Task item: Each line below should be restated exactly, with nothing dropped.

(Web page and app entries)
══════

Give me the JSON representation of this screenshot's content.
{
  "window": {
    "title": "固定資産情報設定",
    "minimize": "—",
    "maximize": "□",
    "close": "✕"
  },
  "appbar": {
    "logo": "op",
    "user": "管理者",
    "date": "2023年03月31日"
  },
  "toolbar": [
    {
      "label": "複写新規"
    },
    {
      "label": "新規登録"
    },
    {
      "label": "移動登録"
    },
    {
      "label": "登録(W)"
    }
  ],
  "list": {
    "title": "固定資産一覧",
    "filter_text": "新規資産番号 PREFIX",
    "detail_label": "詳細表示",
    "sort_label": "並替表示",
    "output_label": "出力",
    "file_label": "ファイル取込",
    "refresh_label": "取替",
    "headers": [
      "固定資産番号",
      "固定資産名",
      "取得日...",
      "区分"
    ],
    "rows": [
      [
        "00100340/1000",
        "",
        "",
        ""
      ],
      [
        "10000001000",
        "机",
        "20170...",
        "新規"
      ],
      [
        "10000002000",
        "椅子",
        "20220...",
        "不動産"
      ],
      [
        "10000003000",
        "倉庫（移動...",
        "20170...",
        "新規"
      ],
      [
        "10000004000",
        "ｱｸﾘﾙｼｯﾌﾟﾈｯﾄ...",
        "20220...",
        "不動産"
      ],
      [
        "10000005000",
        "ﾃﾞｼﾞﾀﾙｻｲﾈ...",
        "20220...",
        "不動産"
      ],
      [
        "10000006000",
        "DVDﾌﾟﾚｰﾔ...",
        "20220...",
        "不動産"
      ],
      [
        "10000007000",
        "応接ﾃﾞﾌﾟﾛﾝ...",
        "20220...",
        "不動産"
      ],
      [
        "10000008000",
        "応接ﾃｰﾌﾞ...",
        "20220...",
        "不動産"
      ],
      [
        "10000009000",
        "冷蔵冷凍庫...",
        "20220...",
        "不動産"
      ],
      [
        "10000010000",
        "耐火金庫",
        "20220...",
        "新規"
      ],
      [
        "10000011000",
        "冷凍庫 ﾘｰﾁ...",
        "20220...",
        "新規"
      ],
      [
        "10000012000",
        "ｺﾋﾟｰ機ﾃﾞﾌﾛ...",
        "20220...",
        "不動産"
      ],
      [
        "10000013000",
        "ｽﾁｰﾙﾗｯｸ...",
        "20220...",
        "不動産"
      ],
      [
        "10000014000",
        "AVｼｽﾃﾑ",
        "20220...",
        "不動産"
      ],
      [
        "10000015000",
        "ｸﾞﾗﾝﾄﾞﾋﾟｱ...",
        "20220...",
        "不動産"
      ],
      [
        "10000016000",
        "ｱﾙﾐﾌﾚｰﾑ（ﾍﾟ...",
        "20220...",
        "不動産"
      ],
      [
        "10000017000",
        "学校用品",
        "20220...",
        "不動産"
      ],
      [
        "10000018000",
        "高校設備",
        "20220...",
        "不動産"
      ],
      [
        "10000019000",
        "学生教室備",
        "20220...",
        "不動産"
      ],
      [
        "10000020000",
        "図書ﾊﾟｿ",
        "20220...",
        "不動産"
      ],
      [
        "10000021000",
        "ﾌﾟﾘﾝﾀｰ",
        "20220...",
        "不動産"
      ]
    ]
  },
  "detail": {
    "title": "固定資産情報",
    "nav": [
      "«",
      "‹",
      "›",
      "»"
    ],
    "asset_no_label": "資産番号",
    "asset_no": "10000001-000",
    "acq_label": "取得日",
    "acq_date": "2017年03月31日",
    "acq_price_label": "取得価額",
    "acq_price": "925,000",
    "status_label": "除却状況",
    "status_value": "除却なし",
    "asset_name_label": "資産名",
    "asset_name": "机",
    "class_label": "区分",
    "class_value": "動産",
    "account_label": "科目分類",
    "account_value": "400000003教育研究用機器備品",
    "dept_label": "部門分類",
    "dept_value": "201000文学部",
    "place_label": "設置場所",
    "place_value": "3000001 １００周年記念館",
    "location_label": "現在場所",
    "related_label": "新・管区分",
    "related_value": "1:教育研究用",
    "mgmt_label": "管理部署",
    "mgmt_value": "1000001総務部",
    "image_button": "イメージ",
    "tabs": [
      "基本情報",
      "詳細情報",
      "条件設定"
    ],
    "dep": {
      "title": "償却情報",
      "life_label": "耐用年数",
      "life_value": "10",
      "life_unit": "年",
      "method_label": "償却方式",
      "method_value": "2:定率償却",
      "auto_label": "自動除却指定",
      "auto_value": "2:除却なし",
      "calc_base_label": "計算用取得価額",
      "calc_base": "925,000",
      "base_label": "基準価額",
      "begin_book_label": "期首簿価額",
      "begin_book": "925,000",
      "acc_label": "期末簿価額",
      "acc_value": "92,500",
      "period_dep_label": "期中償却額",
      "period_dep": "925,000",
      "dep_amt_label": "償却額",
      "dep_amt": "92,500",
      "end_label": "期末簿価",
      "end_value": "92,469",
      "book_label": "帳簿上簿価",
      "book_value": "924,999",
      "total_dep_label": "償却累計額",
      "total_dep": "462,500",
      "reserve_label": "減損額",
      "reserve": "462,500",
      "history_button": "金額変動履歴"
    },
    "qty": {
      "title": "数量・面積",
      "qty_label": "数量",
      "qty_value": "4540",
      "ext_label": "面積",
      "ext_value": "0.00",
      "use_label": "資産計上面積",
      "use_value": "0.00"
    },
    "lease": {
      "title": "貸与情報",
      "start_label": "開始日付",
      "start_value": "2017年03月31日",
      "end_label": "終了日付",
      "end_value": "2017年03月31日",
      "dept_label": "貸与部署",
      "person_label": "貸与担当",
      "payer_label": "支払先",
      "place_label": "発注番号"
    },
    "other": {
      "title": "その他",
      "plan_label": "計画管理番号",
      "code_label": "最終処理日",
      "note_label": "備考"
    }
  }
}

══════

Solution for this problem:
Give me the JSON representation of this screenshot's content.
{
  "window": {
    "title": "固定資産情報設定",
    "minimize": "—",
    "maximize": "□",
    "close": "✕"
  },
  "appbar": {
    "logo": "op",
    "user": "管理者",
    "date": "2023年03月31日"
  },
  "toolbar": [
    {
      "label": "複写新規"
    },
    {
      "label": "新規登録"
    },
    {
      "label": "移動登録"
    },
    {
      "label": "登録(W)"
    }
  ],
  "list": {
    "title": "固定資産一覧",
    "filter_text": "新規資産番号 PREFIX",
    "detail_label": "詳細表示",
    "sort_label": "並替表示",
    "output_label": "出力",
    "file_label": "ファイル取込",
    "refresh_label": "取替",
    "headers": [
      "固定資産番号",
      "固定資産名",
      "取得日...",
      "区分"
    ],
    "rows": [
      [
        "00100340/1000",
        "",
        "",
        ""
      ],
      [
        "10000001000",
        "机",
        "20170...",
        "新規"
      ],
      [
        "10000002000",
        "椅子",
        "20220...",
        "不動産"
      ],
      [
        "10000003000",
        "倉庫（移動...",
        "20170...",
        "新規"
      ],
      [
        "10000004000",
        "ｱｸﾘﾙｼｯﾌﾟﾈｯﾄ...",
        "20220...",
        "不動産"
      ],
      [
        "10000005000",
        "ﾃﾞｼﾞﾀﾙｻｲﾈ...",
        "20220...",
        "不動産"
      ],
      [
        "10000006000",
        "DVDﾌﾟﾚｰﾔ...",
        "20220...",
        "不動産"
      ],
      [
        "10000007000",
        "応接ﾃﾞﾌﾟﾛﾝ...",
        "20220...",
        "不動産"
      ],
      [
        "10000008000",
        "応接ﾃｰﾌﾞ...",
        "20220...",
        "不動産"
      ],
      [
        "10000009000",
        "冷蔵冷凍庫...",
        "20220...",
        "不動産"
      ],
      [
        "10000010000",
        "耐火金庫",
        "20220...",
        "新規"
      ],
      [
        "10000011000",
        "冷凍庫 ﾘｰﾁ...",
        "20220...",
        "新規"
      ],
      [
        "10000012000",
        "ｺﾋﾟｰ機ﾃﾞﾌﾛ...",
        "20220...",
        "不動産"
      ],
      [
        "10000013000",
        "ｽﾁｰﾙﾗｯｸ...",
        "20220...",
        "不動産"
      ],
      [
        "10000014000",
        "AVｼｽﾃﾑ",
        "20220...",
        "不動産"
      ],
      [
        "10000015000",
        "ｸﾞﾗﾝﾄﾞﾋﾟｱ...",
        "20220...",
        "不動産"
      ],
      [
        "10000016000",
        "ｱﾙﾐﾌﾚｰﾑ（ﾍﾟ...",
        "20220...",
        "不動産"
      ],
      [
        "10000017000",
        "学校用品",
        "20220...",
        "不動産"
      ],
      [
        "10000018000",
        "高校設備",
        "20220...",
        "不動産"
      ],
      [
        "10000019000",
        "学生教室備",
        "20220...",
        "不動産"
      ],
      [
        "10000020000",
        "図書ﾊﾟｿ",
        "20220...",
        "不動産"
      ],
      [
        "10000021000",
        "ﾌﾟﾘﾝﾀｰ",
        "20220...",
        "不動産"
      ]
    ]
  },
  "detail": {
    "title": "固定資産情報",
    "nav": [
      "«",
      "‹",
      "›",
      "»"
    ],
    "asset_no_label": "資産番号",
    "asset_no": "10000001-000",
    "acq_label": "取得日",
    "acq_date": "2017年03月31日",
    "acq_price_label": "取得価額",
    "acq_price": "925,000",
    "status_label": "除却状況",
    "status_value": "除却なし",
    "asset_name_label": "資産名",
    "asset_name": "机",
    "class_label": "区分",
    "class_value": "動産",
    "account_label": "科目分類",
    "account_value": "400000003教育研究用機器備品",
    "dept_label": "部門分類",
    "dept_value": "201000文学部",
    "place_label": "設置場所",
    "place_value": "3000001 １００周年記念館",
    "location_label": "現在場所",
    "related_label": "新・管区分",
    "related_value": "1:教育研究用",
    "mgmt_label": "管理部署",
    "mgmt_value": "1000001総務部",
    "image_button": "イメージ",
    "tabs": [
      "基本情報",
      "詳細情報",
      "条件設定"
    ],
    "dep": {
      "title": "償却情報",
      "life_label": "耐用年数",
      "life_value": "10",
      "life_unit": "年",
      "method_label": "償却方式",
      "method_value": "2:定率償却",
      "auto_label": "自動除却指定",
      "auto_value": "2:除却なし",
      "calc_base_label": "計算用取得価額",
      "calc_base": "925,000",
      "base_label": "基準価額",
      "begin_book_label": "期首簿価額",
      "begin_book": "925,000",
      "acc_label": "期末簿価額",
      "acc_value": "92,500",
      "period_dep_label": "期中償却額",
      "period_dep": "925,000",
      "dep_amt_label": "償却額",
      "dep_amt": "92,500",
      "end_label": "期末簿価",
      "end_value": "92,469",
      "book_label": "帳簿上簿価",
      "book_value": "924,999",
      "total_dep_label": "償却累計額",
      "total_dep": "462,500",
      "reserve_label": "減損額",
      "reserve": "462,500",
      "history_button": "金額変動履歴"
    },
    "qty": {
      "title": "数量・面積",
      "qty_label": "数量",
      "qty_value": "4540",
      "ext_label": "面積",
      "ext_value": "0.00",
      "use_label": "資産計上面積",
      "use_value": "0.00"
    },
    "lease": {
      "title": "貸与情報",
      "start_label": "開始日付",
      "start_value": "2017年03月31日",
      "end_label": "終了日付",
      "end_value": "2017年03月31日",
      "dept_label": "貸与部署",
      "person_label": "貸与担当",
      "payer_label": "支払先",
      "place_label": "発注番号"
    },
    "other": {
      "title": "その他",
      "plan_label": "計画管理番号",
      "code_label": "最終処理日",
      "note_label": "備考"
    }
  }
}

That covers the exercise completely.